The answer must consist of every line from the entries that holds the word "ScanToMail".

### Data records for software interfaces

▶

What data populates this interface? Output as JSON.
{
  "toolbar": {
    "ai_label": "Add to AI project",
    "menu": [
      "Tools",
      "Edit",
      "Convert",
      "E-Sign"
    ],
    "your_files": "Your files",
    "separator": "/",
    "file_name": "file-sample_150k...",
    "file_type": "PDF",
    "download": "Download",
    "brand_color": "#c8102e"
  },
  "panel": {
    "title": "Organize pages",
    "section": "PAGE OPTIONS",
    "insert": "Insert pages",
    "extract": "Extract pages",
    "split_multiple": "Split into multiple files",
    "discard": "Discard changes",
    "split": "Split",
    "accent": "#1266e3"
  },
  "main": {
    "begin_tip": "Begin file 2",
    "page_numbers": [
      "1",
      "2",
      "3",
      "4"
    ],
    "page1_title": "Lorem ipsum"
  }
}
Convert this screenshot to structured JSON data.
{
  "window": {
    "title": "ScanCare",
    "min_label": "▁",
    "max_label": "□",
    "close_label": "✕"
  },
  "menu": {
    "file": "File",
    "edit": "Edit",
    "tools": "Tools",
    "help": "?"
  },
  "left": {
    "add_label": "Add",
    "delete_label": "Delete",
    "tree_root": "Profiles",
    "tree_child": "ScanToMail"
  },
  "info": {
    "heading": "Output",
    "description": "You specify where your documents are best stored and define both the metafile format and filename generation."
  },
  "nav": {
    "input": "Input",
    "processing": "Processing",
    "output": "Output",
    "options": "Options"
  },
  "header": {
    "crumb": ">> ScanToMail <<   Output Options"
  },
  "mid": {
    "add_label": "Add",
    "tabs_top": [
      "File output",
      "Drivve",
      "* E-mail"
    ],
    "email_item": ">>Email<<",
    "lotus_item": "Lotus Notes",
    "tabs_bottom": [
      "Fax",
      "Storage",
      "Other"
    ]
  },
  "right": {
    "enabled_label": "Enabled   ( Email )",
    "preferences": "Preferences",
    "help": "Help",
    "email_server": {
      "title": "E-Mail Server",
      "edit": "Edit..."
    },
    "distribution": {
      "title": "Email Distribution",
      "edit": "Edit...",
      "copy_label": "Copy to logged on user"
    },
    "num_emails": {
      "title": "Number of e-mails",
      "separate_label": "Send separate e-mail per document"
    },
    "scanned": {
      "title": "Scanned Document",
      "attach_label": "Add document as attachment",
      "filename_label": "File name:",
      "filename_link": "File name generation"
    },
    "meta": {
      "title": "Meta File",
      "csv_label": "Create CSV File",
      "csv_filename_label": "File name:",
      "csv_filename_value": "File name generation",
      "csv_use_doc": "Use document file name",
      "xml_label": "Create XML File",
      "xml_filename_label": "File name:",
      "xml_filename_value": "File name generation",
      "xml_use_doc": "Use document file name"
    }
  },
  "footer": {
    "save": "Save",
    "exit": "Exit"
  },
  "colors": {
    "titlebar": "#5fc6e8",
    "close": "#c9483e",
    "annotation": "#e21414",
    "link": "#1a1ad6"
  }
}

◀

### Solution to the exercise
    "tree_child": "ScanToMail"
    "crumb": ">> ScanToMail <<   Output Options"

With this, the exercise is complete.